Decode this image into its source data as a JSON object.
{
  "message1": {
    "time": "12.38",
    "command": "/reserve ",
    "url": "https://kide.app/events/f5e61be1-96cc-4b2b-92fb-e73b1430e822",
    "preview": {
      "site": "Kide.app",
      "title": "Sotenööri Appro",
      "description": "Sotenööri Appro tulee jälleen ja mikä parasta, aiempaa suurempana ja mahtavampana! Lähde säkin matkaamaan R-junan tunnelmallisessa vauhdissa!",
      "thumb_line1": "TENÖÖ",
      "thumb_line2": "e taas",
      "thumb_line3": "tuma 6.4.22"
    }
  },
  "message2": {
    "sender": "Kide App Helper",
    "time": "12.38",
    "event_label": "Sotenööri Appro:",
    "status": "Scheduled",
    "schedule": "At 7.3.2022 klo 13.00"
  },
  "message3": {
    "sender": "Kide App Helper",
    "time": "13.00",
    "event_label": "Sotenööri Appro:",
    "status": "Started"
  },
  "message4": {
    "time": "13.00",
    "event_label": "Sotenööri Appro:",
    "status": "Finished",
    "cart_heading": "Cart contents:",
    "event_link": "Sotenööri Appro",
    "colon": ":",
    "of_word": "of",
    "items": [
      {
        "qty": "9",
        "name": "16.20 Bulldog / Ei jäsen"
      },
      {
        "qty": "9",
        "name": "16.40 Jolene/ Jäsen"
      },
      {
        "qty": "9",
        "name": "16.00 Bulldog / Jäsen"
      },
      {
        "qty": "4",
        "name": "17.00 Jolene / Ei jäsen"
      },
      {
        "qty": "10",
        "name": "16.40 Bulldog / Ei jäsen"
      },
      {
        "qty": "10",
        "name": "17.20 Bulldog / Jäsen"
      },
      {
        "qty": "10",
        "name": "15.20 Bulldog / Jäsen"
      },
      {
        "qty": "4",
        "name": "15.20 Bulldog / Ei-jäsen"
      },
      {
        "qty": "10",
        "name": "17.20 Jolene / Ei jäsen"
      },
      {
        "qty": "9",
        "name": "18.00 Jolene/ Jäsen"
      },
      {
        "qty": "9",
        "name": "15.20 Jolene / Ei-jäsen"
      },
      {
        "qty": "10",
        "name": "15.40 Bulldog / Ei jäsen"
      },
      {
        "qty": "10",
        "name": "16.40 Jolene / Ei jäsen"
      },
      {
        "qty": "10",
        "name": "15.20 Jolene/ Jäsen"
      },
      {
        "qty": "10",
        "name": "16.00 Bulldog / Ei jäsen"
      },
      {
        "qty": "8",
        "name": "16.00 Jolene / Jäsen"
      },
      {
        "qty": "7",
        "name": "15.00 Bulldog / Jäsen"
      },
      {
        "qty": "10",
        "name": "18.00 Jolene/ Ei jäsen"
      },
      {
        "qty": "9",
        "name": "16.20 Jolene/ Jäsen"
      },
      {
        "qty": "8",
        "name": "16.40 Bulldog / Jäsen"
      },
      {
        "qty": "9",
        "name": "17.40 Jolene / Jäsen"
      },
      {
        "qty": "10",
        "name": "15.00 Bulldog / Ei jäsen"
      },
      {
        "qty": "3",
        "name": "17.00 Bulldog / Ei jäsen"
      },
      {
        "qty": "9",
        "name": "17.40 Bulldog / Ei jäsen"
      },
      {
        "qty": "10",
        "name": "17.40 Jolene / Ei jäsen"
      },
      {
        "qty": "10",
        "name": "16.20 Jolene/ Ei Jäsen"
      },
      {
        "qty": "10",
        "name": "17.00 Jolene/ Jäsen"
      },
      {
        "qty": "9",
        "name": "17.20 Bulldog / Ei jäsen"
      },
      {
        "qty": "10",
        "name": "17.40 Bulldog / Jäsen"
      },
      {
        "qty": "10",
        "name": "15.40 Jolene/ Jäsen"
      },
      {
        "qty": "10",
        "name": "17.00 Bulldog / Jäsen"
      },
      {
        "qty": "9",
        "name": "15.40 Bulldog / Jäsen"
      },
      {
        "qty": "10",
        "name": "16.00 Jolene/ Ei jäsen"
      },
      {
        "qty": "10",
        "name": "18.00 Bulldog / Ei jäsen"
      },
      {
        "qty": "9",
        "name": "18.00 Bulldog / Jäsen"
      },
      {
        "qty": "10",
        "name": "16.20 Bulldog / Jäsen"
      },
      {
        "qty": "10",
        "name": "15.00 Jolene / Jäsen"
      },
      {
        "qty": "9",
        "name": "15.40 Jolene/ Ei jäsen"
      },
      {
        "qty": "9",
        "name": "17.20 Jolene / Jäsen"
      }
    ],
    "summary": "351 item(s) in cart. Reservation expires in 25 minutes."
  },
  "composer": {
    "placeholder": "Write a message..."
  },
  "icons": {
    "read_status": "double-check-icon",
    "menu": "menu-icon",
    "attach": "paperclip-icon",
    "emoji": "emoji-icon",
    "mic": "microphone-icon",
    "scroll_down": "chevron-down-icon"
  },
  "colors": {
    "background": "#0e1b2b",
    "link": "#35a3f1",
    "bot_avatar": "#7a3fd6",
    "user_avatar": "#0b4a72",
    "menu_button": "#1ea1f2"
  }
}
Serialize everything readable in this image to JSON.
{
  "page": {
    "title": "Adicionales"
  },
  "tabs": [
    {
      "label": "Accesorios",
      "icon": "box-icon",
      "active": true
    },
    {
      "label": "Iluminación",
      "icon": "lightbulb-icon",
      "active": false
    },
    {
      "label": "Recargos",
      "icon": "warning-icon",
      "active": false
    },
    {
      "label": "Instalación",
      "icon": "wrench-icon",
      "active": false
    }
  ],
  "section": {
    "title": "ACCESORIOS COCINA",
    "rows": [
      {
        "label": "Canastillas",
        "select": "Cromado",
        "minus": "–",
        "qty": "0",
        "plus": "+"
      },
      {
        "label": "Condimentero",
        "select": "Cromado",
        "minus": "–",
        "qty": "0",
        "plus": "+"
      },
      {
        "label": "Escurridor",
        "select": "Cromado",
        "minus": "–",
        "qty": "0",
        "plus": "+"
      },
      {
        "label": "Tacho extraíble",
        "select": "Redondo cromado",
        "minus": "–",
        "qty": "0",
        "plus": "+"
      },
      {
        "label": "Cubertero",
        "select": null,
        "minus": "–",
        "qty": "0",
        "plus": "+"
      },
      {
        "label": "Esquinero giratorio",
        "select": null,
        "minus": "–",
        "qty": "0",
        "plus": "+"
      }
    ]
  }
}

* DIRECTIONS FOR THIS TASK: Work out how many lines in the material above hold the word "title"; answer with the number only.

* RESULT OF THIS EXERCISE: 3